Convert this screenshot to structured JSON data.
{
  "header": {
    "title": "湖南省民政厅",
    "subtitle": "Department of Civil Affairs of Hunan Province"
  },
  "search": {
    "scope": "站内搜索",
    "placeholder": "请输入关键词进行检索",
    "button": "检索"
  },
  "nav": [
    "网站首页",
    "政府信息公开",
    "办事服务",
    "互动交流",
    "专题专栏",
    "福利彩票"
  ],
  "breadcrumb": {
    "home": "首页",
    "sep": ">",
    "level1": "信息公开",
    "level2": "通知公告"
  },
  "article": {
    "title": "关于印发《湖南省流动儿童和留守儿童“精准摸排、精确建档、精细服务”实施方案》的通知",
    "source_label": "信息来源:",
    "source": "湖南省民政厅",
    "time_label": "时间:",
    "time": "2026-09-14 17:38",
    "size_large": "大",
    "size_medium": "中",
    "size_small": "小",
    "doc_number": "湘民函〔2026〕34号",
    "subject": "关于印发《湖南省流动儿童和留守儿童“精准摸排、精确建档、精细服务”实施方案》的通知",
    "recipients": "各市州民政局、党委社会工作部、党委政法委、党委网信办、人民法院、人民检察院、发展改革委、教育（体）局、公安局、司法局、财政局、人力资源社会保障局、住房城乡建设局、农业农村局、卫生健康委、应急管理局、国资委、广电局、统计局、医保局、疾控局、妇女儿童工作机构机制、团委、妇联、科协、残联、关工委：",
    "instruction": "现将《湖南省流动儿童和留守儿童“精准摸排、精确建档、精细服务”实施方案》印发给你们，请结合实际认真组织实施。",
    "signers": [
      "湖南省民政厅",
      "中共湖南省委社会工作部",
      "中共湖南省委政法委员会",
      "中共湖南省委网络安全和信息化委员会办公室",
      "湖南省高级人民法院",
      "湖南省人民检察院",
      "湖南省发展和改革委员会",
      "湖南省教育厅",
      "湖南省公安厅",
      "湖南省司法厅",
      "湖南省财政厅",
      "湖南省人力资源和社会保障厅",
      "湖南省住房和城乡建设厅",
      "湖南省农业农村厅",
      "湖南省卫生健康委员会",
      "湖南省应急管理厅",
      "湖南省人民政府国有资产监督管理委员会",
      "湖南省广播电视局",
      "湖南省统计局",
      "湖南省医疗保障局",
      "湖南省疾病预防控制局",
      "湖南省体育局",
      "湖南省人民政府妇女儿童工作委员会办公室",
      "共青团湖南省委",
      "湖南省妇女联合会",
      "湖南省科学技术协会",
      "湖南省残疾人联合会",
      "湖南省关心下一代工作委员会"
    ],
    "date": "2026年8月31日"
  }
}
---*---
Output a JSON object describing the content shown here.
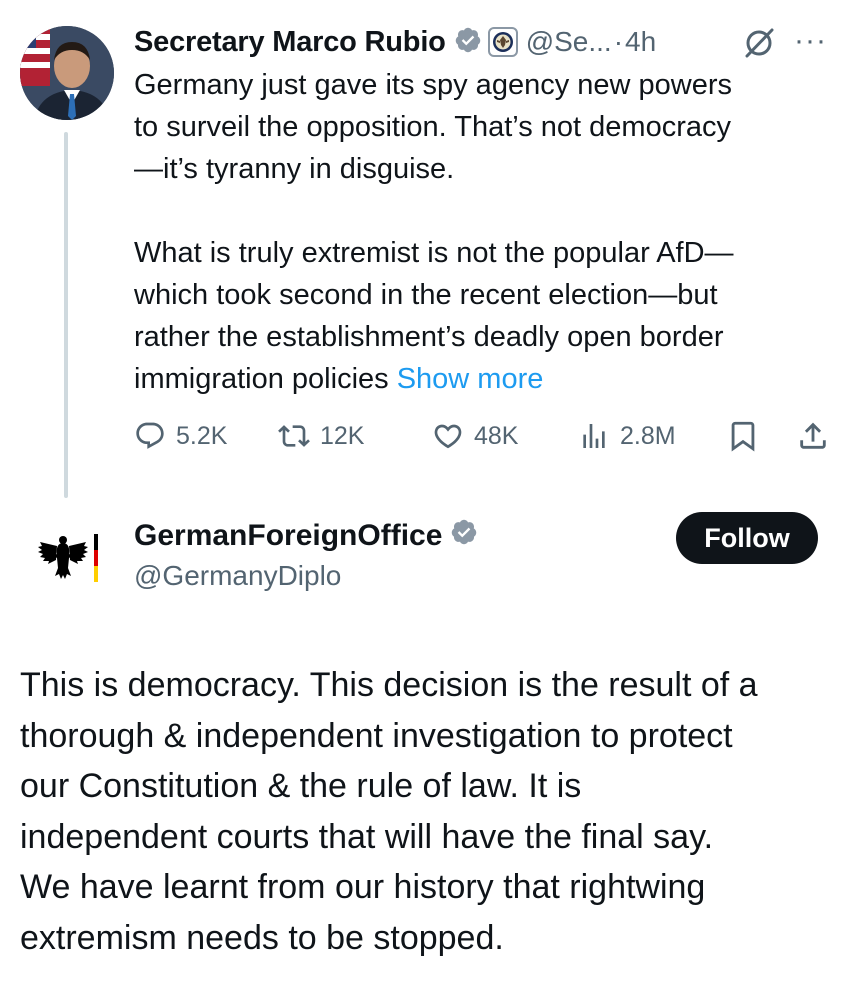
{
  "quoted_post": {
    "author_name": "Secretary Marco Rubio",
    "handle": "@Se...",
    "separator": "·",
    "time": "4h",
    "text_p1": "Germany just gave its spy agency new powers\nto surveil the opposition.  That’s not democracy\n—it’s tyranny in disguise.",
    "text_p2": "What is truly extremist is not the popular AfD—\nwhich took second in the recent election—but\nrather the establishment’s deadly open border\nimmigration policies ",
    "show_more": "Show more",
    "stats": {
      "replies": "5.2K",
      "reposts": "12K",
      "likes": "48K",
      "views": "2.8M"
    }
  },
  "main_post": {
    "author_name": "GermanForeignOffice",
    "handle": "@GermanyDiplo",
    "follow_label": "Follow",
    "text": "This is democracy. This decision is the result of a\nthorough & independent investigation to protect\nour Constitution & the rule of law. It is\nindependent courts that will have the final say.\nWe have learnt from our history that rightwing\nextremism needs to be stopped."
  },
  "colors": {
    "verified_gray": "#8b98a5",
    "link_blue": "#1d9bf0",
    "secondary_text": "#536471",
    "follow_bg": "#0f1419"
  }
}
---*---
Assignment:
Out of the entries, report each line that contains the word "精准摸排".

Solution to this task:
    "title": "关于印发《湖南省流动儿童和留守儿童“精准摸排、精确建档、精细服务”实施方案》的通知",
    "subject": "关于印发《湖南省流动儿童和留守儿童“精准摸排、精确建档、精细服务”实施方案》的通知",
    "instruction": "现将《湖南省流动儿童和留守儿童“精准摸排、精确建档、精细服务”实施方案》印发给你们，请结合实际认真组织实施。",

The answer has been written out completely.